To address this shortcoming, the council has decided to extend the scheme's criteria to include empty houses that were previously second homes.

Almost 10 per cent of all houses in Gwynedd are second homes, but in some areas in the county, the figure is significantly higher, such as Aberdyfi (43 per cent) and Trawsfynydd (42 per cent).

This, in turn, means that the options available to people to take the first step on the housing ladder are limited.

Cllr Craig ab Iago, cabinet member for housing and property, said: "While many people in Gwynedd can’t buy their first home, hundreds of houses in Gwynedd are in the hands of owners who already have another home.

“Very often, second homes are empty for long periods of the year, and many are in poor condition.

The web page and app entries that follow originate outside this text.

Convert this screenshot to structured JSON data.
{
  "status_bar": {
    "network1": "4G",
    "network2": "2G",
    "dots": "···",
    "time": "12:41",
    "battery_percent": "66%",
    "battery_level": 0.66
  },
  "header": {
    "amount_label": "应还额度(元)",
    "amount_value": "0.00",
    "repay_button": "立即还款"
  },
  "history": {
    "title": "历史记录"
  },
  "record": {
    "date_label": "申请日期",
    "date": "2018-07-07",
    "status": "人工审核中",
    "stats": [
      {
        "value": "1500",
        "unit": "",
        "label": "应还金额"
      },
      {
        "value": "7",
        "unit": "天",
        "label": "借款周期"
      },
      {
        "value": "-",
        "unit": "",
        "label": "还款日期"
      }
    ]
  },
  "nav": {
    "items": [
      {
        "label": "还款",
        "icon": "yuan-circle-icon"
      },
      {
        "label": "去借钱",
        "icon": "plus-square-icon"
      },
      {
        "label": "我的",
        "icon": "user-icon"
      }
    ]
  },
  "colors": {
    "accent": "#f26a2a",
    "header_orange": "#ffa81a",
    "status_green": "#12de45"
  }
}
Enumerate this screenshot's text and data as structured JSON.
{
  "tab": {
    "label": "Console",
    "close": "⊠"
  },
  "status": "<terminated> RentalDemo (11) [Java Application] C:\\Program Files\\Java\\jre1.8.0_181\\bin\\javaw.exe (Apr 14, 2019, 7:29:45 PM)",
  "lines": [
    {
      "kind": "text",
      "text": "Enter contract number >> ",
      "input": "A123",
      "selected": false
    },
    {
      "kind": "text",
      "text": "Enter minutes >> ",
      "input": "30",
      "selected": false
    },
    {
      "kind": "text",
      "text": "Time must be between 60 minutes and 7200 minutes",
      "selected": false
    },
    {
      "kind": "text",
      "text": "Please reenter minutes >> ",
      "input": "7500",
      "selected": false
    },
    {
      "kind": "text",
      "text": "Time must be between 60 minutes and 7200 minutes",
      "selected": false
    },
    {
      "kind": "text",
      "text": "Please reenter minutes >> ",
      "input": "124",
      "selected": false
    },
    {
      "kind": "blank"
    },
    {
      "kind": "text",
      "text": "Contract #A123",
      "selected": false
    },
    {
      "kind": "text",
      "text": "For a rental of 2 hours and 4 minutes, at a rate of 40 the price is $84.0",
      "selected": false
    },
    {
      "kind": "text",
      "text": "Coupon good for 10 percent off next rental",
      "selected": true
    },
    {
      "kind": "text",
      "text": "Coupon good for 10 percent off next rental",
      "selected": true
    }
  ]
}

“Furthermore, 65.5 per cent of Gwynedd's population has been priced out of the housing market, and the number is as high as 96 per cent in areas with many holiday homes. 

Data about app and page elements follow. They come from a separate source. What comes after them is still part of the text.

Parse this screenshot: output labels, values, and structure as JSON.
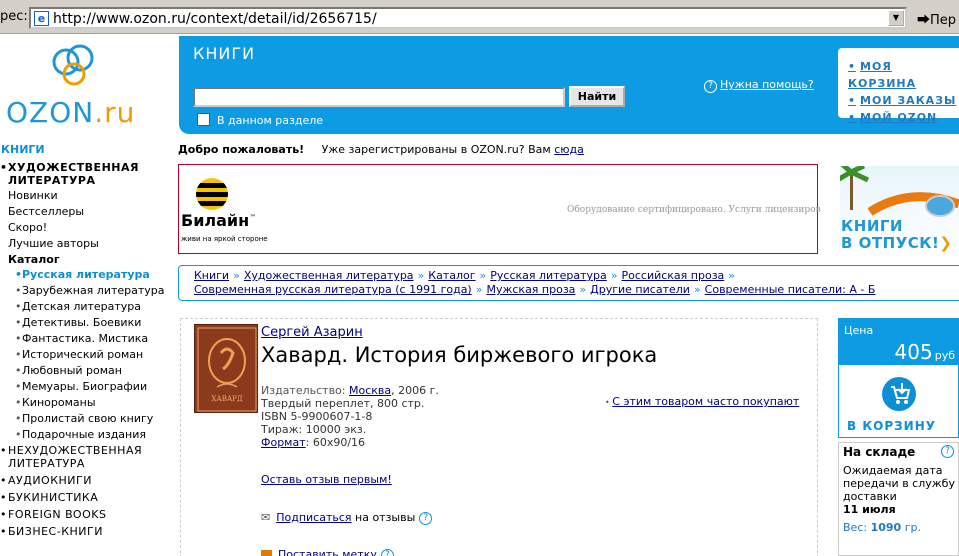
{
  "browser": {
    "address_label": "рес:",
    "url": "http://www.ozon.ru/context/detail/id/2656715/",
    "go_label": "Пер"
  },
  "logo": {
    "text_main": "OZON",
    "text_suffix": ".ru"
  },
  "header": {
    "title": "КНИГИ",
    "search_button": "Найти",
    "search_placeholder": "",
    "in_section_label": "В данном разделе",
    "help_link": "Нужна помощь?",
    "user_links": [
      "МОЯ КОРЗИНА",
      "МОИ ЗАКАЗЫ",
      "МОЙ OZON"
    ]
  },
  "welcome": {
    "greeting": "Добро пожаловать!",
    "registered_text": "Уже зарегистрированы в OZON.ru? Вам",
    "registered_link": "сюда"
  },
  "sidebar": {
    "title": "КНИГИ",
    "top_section": "ХУДОЖЕСТВЕННАЯ ЛИТЕРАТУРА",
    "plain_items": [
      "Новинки",
      "Бестселлеры",
      "Скоро!",
      "Лучшие авторы"
    ],
    "catalog_label": "Каталог",
    "sub_items": [
      "Русская литература",
      "Зарубежная литература",
      "Детская литература",
      "Детективы. Боевики",
      "Фантастика. Мистика",
      "Исторический роман",
      "Любовный роман",
      "Мемуары. Биографии",
      "Кинороманы",
      "Пролистай свою книгу",
      "Подарочные издания"
    ],
    "root_items": [
      "НЕХУДОЖЕСТВЕННАЯ ЛИТЕРАТУРА",
      "АУДИОКНИГИ",
      "БУКИНИСТИКА",
      "FOREIGN BOOKS",
      "БИЗНЕС-КНИГИ"
    ]
  },
  "banner": {
    "brand": "Билайн",
    "trademark": "™",
    "slogan": "живи на яркой стороне",
    "fine_print": "Оборудование сертифицировано. Услуги лицензиров"
  },
  "promo": {
    "line1": "КНИГИ",
    "line2": "В ОТПУСК!",
    "arrow": "❯"
  },
  "breadcrumbs": {
    "row1": [
      "Книги",
      "Художественная литература",
      "Каталог",
      "Русская литература",
      "Российская проза"
    ],
    "row2": [
      "Современная русская литература (с 1991 года)",
      "Мужская проза",
      "Другие писатели",
      "Современные писатели: А - Б"
    ],
    "separator": "»"
  },
  "product": {
    "author": "Сергей Азарин",
    "title": "Хавард. История биржевого игрока",
    "cover_text": "ХАВАРД",
    "publisher_label": "Издательство:",
    "publisher": "Москва",
    "year": ", 2006 г.",
    "binding": "Твердый переплет, 800 стр.",
    "isbn": "ISBN   5-9900607-1-8",
    "print_run": "Тираж: 10000 экз.",
    "format_label": "Формат",
    "format_value": ": 60x90/16",
    "also_bought": "С этим товаром часто покупают",
    "review_link": "Оставь отзыв первым!",
    "subscribe_link": "Подписаться",
    "subscribe_suffix": "на отзывы",
    "tags_link": "Поставить метку"
  },
  "price": {
    "label": "Цена",
    "value": "405",
    "currency": "руб",
    "cart_label": "В КОРЗИНУ"
  },
  "stock": {
    "title": "На складе",
    "text": "Ожидаемая дата передачи в службу доставки",
    "date": "11 июля",
    "weight_label": "Вес:",
    "weight_value": "1090",
    "weight_unit": "гр."
  },
  "colors": {
    "brand_blue": "#0d9be3",
    "brand_orange": "#f29b00",
    "link": "#000080"
  }
}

“Adapting the grant eligibility to include former second homes makes perfect sense and is another way we can assist the residents of Gwynedd in taking the first step to buying a home locally.

"It is important to note that we are not talking about the usual stereotype of a holiday home worth millions here, but rather the terraced houses and cottages, which have been abandoned and forgotten and have fallen into disrepair over time.

"I would encourage anyone who owns a house that used to be an empty second home until they bought it, to look at the council's website for more details, or contact the council's Empty Home Grants team for a chat.”

 Sion Taylor, the first recipient of the updated grant, said: “The house I’ve bought used to be the home of a friend of mine and I remember playing here when I was younger.

“This house was sold some 15 years ago and became a holiday home. It was on sites such as Airbnb, which is a shame, because so many young, local people want to stay here and want a house.

“The grant means so much to me. I applied for it back when I bought the house and was turned down.

“I was pleased when the council got back in touch to say that the terms had changed.

“It will be a huge help for me to renovate this house and move in faster. Otherwise, it would’ve taken me years to do myself.

“If you are in the same situation as me, I would recommend applying for the grant; it’s worth having. Get in touch with the council to see what they can do for you.’’